Busan (부산 or 釜山(Korean pronunciation:[pusʰan]), officially Busan Metropolitan City), romanized as Pusan before 2000, is South Korea's second largest city after Seoul, with a population of approximately 3.6 million. The population of the metropolitan area, including the adjacent cities of Gimhae and Yangsan, is approximately 4.6 million. The city is located on the southeastern-most tip of the Korean peninsula.
Located within South Korea's largest industrial area, "The Southeast Economic Zone" (which includes Busan, Ulsan and South Gyeongsang Province), the city is the cultural, educational and economic center of the region. It is the largest portcity in South Korea and the world's fifth busiest seaport by cargo tonnage. The most densely built up areas of the city are situated in a number of narrow valleys between the Nakdong River and the Suyeong River, with mountains separating most of the districts. Administratively, it is designated as a Metropolitan City. The Busan metropolitan area is divided into 15 major administrative districts and a single county.

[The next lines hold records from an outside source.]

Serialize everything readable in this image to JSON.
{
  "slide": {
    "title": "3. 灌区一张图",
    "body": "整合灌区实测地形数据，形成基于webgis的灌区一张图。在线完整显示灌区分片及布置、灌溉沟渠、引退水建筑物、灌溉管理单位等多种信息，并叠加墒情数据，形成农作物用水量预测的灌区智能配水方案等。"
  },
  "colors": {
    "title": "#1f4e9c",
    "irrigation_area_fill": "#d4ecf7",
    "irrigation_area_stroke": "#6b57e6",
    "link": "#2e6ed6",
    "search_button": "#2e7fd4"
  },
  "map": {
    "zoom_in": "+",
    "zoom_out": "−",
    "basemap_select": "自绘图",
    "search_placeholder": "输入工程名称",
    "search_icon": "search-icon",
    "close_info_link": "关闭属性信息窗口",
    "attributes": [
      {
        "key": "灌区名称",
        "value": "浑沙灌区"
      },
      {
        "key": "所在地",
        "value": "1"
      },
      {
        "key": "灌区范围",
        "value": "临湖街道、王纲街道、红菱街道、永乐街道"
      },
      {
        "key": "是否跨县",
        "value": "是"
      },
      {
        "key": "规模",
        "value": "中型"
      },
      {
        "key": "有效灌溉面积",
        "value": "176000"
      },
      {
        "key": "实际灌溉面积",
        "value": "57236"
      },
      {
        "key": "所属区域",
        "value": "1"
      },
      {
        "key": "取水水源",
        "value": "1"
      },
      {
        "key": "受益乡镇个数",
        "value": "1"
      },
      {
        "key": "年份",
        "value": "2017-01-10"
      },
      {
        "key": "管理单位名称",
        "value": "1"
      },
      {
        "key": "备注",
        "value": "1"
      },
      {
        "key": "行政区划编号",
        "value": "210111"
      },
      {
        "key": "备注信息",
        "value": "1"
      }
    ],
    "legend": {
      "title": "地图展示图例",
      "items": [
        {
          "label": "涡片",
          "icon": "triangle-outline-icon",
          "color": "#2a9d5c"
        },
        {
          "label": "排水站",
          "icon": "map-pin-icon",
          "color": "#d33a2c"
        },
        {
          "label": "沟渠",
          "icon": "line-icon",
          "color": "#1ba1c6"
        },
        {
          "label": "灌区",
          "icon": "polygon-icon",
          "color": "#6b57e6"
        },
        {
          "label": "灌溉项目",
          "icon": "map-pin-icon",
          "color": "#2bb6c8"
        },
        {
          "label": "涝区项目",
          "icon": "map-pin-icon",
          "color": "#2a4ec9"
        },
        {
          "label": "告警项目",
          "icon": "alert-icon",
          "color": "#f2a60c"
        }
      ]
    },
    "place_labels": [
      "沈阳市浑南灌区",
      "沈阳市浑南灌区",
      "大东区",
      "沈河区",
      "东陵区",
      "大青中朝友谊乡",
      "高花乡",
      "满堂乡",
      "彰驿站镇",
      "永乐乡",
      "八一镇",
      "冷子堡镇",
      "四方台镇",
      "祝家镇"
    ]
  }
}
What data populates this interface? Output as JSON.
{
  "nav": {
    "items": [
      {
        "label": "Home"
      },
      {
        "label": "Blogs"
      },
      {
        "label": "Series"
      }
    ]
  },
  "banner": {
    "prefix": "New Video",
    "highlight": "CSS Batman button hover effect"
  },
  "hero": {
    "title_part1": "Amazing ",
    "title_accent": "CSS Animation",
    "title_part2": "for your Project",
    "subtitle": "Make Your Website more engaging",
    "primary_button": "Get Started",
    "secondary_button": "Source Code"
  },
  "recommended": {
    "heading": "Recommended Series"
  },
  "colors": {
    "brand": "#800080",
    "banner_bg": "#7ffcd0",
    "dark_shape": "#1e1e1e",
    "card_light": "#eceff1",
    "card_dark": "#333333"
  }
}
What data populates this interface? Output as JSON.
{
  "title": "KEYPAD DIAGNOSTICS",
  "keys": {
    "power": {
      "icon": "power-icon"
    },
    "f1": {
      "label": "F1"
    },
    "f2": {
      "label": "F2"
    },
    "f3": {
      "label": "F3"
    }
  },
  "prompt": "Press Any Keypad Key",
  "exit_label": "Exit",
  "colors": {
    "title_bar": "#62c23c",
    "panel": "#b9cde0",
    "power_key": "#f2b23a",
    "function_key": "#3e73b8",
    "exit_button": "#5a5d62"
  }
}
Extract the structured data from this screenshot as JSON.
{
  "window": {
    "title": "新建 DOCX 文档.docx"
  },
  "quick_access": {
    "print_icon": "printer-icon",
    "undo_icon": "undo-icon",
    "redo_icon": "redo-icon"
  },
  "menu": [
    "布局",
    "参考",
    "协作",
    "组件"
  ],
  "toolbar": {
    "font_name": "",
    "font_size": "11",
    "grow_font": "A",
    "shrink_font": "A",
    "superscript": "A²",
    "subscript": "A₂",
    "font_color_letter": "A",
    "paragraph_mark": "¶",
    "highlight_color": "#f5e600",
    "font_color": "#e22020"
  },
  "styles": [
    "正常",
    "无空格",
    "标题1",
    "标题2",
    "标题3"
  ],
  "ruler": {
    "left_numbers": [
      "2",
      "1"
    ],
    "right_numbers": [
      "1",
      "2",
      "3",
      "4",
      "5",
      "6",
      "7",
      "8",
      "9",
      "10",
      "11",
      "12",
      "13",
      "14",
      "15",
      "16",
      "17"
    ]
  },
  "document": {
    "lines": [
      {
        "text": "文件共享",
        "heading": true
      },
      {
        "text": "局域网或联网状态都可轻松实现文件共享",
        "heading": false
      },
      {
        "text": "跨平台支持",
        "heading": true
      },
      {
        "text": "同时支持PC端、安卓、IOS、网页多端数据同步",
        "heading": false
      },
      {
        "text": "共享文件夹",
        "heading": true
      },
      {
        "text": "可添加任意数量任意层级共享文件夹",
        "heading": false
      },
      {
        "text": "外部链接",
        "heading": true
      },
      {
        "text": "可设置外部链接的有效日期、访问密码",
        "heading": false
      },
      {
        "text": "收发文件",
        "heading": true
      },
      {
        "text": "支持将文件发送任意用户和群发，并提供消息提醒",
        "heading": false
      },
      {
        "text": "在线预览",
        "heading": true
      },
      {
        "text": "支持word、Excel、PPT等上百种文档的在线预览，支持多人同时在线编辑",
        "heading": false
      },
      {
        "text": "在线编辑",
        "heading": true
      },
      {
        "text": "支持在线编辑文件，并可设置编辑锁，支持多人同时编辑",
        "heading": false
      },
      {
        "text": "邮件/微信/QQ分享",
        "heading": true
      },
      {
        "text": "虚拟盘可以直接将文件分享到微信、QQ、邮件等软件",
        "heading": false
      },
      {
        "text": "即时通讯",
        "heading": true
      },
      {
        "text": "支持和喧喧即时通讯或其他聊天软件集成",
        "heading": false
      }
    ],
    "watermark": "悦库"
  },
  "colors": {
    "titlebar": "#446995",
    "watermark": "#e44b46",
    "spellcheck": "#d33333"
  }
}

The 2002 Asian Games, also known as XIV Asiad is a multi-sport event held in Busan, South Korea from September 29 to October 14, 2002. Busan is the second city in South Korea, after Seoul in 1986 to host the Games. A total of 419 events in 38 sports were contested by 7,711 athletes from 44 countries. The Games also co-hosted by its four neighbouring cities: Ulsan, Changwon, Masan and Yangsan.
The emblem of the Games featured the blue waves of sea in the shape of Taegeuk, symbolising Busan and Korea. It expresses the image of development and unity of the Asian people; two dynamic powers are closely intertwined, while the wave's shape indicates the character B, the first character of Busan.
Sea gulls, are sometimes called the city bird of Busan. It is named "Duria", a combination of the two words 'Durative' and 'Asia', which means "You and Me Together" in the Korean language, and expresses the ideal of the Games: to promote unity and partnership among Asian countries.